→ **DESCRIPTION OF THE TASK**:
Copy each line of the listing below where the word "GRUPAMA" turns up.

━━ INPUT DATA

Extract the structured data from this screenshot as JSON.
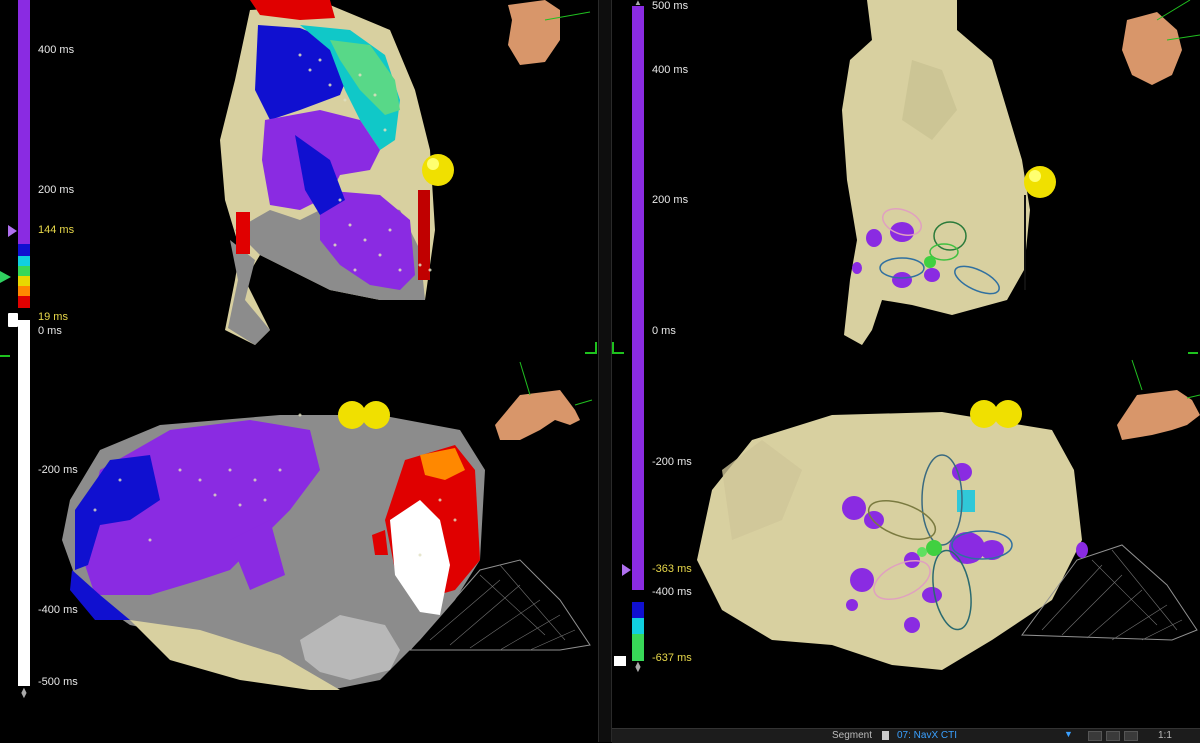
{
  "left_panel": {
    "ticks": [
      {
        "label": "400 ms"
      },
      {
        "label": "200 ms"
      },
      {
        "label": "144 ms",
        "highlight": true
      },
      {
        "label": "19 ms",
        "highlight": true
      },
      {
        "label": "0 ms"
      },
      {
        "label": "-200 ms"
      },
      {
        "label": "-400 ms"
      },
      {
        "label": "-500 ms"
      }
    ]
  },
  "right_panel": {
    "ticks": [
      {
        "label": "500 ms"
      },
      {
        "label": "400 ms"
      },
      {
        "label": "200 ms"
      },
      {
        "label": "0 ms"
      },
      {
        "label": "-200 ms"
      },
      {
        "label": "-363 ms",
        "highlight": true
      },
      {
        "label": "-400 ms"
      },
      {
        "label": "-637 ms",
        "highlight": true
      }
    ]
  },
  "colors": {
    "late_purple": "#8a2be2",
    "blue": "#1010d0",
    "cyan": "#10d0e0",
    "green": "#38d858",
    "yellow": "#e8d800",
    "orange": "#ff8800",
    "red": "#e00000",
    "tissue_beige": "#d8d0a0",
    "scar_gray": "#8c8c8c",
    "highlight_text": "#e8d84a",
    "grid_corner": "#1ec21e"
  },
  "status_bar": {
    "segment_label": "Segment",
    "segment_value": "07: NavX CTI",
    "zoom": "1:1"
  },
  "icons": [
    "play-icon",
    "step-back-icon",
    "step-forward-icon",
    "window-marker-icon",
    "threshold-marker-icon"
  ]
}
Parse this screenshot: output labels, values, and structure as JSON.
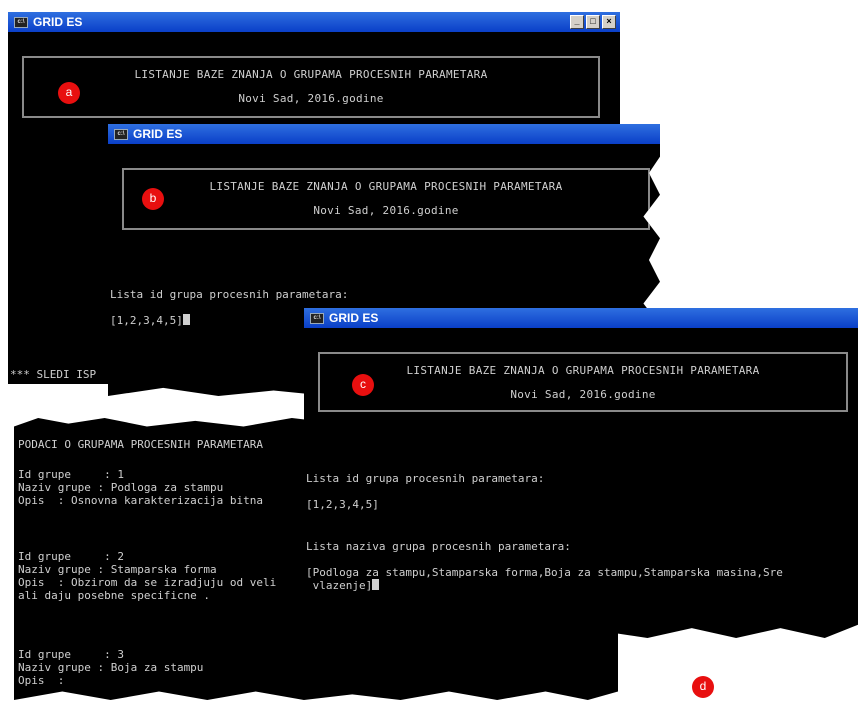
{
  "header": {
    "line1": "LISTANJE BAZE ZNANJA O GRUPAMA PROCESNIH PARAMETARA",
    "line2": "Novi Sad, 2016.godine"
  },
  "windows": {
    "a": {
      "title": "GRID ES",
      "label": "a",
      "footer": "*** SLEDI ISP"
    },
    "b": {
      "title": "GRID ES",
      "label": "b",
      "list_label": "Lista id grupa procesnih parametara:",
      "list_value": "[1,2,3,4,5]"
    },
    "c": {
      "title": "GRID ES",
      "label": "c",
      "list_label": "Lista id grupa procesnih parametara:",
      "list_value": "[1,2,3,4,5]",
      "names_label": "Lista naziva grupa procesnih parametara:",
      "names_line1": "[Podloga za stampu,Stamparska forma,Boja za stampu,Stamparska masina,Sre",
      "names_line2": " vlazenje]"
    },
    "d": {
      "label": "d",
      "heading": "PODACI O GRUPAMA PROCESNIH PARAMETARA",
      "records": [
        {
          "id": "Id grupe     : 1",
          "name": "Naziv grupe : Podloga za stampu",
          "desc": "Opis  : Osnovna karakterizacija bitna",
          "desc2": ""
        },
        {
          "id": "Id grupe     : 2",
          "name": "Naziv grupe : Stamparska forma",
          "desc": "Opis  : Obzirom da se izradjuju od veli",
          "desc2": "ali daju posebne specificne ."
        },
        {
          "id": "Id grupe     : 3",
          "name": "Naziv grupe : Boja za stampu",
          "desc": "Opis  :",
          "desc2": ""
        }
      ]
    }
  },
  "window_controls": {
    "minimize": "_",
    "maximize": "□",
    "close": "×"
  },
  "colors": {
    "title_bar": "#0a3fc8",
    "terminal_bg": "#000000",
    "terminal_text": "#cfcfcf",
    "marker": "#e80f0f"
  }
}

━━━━
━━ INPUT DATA

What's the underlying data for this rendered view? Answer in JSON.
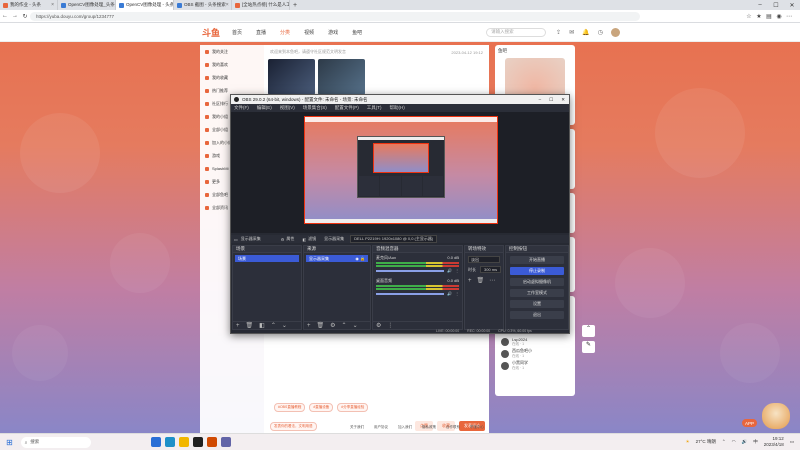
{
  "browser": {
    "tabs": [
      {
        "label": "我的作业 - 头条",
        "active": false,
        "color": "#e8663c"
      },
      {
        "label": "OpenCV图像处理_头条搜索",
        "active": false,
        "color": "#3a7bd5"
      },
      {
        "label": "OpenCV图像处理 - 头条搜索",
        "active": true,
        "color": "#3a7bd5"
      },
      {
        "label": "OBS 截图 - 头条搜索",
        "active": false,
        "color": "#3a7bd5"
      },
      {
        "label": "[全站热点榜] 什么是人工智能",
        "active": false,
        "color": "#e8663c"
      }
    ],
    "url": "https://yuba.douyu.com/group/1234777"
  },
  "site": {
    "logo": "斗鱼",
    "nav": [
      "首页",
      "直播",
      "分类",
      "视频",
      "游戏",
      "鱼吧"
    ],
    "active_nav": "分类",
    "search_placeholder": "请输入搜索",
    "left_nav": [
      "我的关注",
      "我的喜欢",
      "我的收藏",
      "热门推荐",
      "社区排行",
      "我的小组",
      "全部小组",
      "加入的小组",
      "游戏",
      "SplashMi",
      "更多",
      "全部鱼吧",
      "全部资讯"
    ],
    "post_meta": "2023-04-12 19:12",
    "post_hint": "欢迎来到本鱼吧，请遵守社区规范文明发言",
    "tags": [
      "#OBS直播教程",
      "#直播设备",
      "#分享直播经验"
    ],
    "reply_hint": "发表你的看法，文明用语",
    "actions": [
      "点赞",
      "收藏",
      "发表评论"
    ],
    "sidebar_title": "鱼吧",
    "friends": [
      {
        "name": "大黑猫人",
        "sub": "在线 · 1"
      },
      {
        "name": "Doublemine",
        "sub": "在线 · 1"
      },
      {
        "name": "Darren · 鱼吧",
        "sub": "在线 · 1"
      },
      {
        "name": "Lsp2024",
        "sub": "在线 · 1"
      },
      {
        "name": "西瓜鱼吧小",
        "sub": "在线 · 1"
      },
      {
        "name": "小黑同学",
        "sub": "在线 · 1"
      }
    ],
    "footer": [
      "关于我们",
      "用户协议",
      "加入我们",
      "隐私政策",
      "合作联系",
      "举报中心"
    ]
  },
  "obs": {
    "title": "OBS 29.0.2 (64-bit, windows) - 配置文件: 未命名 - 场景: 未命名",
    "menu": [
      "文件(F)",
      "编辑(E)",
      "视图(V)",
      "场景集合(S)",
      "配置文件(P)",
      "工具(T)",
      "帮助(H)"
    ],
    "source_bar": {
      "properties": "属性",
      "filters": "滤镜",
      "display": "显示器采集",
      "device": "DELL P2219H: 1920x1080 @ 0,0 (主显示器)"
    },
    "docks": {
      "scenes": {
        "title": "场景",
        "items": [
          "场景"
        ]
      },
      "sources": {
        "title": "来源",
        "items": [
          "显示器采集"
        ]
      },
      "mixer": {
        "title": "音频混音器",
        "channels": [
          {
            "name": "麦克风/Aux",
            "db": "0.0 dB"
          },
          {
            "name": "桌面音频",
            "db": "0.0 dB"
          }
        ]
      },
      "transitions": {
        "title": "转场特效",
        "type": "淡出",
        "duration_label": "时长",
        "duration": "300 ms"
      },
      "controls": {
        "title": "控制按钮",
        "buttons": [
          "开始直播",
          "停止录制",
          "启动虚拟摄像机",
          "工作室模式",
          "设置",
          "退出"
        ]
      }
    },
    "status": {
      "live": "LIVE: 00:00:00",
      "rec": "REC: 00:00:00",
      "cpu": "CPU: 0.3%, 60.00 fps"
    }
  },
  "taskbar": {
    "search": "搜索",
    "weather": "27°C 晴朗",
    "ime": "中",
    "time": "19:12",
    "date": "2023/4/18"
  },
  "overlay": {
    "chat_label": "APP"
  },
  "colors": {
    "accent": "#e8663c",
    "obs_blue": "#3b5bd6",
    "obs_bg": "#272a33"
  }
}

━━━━

→ **EXERCISE RESULT**:
    "line1": "LISTANJE BAZE ZNANJA O GRUPAMA PROCESNIH PARAMETARA",
      "heading": "PODACI O GRUPAMA PROCESNIH PARAMETARA",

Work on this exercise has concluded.